**Exercise brief**
Retyping the data exactly is the task. Include every line.

**Excerpted records**

= = = = =

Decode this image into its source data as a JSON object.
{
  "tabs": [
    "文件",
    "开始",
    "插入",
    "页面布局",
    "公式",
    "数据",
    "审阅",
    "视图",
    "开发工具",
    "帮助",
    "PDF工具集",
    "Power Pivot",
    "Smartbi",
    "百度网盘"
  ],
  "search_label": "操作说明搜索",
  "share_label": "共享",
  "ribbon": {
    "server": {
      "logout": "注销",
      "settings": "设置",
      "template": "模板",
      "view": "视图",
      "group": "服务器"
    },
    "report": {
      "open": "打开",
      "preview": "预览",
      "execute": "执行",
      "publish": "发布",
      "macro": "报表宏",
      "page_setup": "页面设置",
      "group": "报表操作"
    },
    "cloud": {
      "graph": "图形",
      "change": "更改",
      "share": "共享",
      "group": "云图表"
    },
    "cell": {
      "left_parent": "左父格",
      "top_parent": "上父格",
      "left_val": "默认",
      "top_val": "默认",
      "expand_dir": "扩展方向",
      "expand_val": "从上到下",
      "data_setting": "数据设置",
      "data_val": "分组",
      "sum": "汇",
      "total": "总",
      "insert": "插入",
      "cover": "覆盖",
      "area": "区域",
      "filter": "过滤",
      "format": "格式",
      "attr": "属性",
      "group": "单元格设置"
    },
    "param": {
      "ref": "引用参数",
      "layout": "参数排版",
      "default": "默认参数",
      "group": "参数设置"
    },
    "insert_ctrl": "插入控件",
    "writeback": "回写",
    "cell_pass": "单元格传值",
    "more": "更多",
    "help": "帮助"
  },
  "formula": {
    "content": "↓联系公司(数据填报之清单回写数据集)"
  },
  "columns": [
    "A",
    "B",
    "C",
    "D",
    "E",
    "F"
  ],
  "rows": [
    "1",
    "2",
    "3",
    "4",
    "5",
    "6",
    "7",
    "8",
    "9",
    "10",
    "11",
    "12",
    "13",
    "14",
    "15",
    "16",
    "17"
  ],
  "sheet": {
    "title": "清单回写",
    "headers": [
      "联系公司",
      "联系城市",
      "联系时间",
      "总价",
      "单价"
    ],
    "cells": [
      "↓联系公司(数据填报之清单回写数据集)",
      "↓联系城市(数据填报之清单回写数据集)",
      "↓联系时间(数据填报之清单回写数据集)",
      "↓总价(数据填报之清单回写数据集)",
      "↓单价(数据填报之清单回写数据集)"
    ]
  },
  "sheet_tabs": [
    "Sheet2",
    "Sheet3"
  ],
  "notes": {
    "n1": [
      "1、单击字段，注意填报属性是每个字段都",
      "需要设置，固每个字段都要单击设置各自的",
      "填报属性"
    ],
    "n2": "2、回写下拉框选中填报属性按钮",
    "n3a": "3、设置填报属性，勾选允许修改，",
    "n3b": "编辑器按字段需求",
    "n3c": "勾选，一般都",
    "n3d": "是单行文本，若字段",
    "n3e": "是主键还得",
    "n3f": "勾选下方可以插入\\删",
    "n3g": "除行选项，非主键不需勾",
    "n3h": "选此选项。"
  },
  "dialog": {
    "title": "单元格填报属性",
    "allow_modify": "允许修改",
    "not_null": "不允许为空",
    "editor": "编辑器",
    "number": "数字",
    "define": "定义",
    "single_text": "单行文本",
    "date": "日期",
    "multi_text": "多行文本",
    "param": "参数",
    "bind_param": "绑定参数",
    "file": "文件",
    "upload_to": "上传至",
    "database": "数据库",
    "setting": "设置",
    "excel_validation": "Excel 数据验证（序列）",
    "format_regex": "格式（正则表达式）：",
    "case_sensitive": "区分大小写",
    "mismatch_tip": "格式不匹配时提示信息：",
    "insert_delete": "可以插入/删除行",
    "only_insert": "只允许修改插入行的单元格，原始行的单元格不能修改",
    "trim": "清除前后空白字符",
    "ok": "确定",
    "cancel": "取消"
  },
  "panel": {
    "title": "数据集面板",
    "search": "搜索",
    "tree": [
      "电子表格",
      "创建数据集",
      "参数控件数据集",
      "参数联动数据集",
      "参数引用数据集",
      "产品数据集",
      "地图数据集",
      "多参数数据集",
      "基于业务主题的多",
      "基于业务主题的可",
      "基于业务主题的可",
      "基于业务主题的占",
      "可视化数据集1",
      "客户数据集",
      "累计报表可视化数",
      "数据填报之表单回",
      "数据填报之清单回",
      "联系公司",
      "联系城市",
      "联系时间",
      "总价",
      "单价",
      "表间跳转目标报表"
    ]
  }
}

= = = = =

**Result**
Decode this image into its source data as a JSON object.
{
  "tabs": [
    "文件",
    "开始",
    "插入",
    "页面布局",
    "公式",
    "数据",
    "审阅",
    "视图",
    "开发工具",
    "帮助",
    "PDF工具集",
    "Power Pivot",
    "Smartbi",
    "百度网盘"
  ],
  "search_label": "操作说明搜索",
  "share_label": "共享",
  "ribbon": {
    "server": {
      "logout": "注销",
      "settings": "设置",
      "template": "模板",
      "view": "视图",
      "group": "服务器"
    },
    "report": {
      "open": "打开",
      "preview": "预览",
      "execute": "执行",
      "publish": "发布",
      "macro": "报表宏",
      "page_setup": "页面设置",
      "group": "报表操作"
    },
    "cloud": {
      "graph": "图形",
      "change": "更改",
      "share": "共享",
      "group": "云图表"
    },
    "cell": {
      "left_parent": "左父格",
      "top_parent": "上父格",
      "left_val": "默认",
      "top_val": "默认",
      "expand_dir": "扩展方向",
      "expand_val": "从上到下",
      "data_setting": "数据设置",
      "data_val": "分组",
      "sum": "汇",
      "total": "总",
      "insert": "插入",
      "cover": "覆盖",
      "area": "区域",
      "filter": "过滤",
      "format": "格式",
      "attr": "属性",
      "group": "单元格设置"
    },
    "param": {
      "ref": "引用参数",
      "layout": "参数排版",
      "default": "默认参数",
      "group": "参数设置"
    },
    "insert_ctrl": "插入控件",
    "writeback": "回写",
    "cell_pass": "单元格传值",
    "more": "更多",
    "help": "帮助"
  },
  "formula": {
    "content": "↓联系公司(数据填报之清单回写数据集)"
  },
  "columns": [
    "A",
    "B",
    "C",
    "D",
    "E",
    "F"
  ],
  "rows": [
    "1",
    "2",
    "3",
    "4",
    "5",
    "6",
    "7",
    "8",
    "9",
    "10",
    "11",
    "12",
    "13",
    "14",
    "15",
    "16",
    "17"
  ],
  "sheet": {
    "title": "清单回写",
    "headers": [
      "联系公司",
      "联系城市",
      "联系时间",
      "总价",
      "单价"
    ],
    "cells": [
      "↓联系公司(数据填报之清单回写数据集)",
      "↓联系城市(数据填报之清单回写数据集)",
      "↓联系时间(数据填报之清单回写数据集)",
      "↓总价(数据填报之清单回写数据集)",
      "↓单价(数据填报之清单回写数据集)"
    ]
  },
  "sheet_tabs": [
    "Sheet2",
    "Sheet3"
  ],
  "notes": {
    "n1": [
      "1、单击字段，注意填报属性是每个字段都",
      "需要设置，固每个字段都要单击设置各自的",
      "填报属性"
    ],
    "n2": "2、回写下拉框选中填报属性按钮",
    "n3a": "3、设置填报属性，勾选允许修改，",
    "n3b": "编辑器按字段需求",
    "n3c": "勾选，一般都",
    "n3d": "是单行文本，若字段",
    "n3e": "是主键还得",
    "n3f": "勾选下方可以插入\\删",
    "n3g": "除行选项，非主键不需勾",
    "n3h": "选此选项。"
  },
  "dialog": {
    "title": "单元格填报属性",
    "allow_modify": "允许修改",
    "not_null": "不允许为空",
    "editor": "编辑器",
    "number": "数字",
    "define": "定义",
    "single_text": "单行文本",
    "date": "日期",
    "multi_text": "多行文本",
    "param": "参数",
    "bind_param": "绑定参数",
    "file": "文件",
    "upload_to": "上传至",
    "database": "数据库",
    "setting": "设置",
    "excel_validation": "Excel 数据验证（序列）",
    "format_regex": "格式（正则表达式）：",
    "case_sensitive": "区分大小写",
    "mismatch_tip": "格式不匹配时提示信息：",
    "insert_delete": "可以插入/删除行",
    "only_insert": "只允许修改插入行的单元格，原始行的单元格不能修改",
    "trim": "清除前后空白字符",
    "ok": "确定",
    "cancel": "取消"
  },
  "panel": {
    "title": "数据集面板",
    "search": "搜索",
    "tree": [
      "电子表格",
      "创建数据集",
      "参数控件数据集",
      "参数联动数据集",
      "参数引用数据集",
      "产品数据集",
      "地图数据集",
      "多参数数据集",
      "基于业务主题的多",
      "基于业务主题的可",
      "基于业务主题的可",
      "基于业务主题的占",
      "可视化数据集1",
      "客户数据集",
      "累计报表可视化数",
      "数据填报之表单回",
      "数据填报之清单回",
      "联系公司",
      "联系城市",
      "联系时间",
      "总价",
      "单价",
      "表间跳转目标报表"
    ]
  }
}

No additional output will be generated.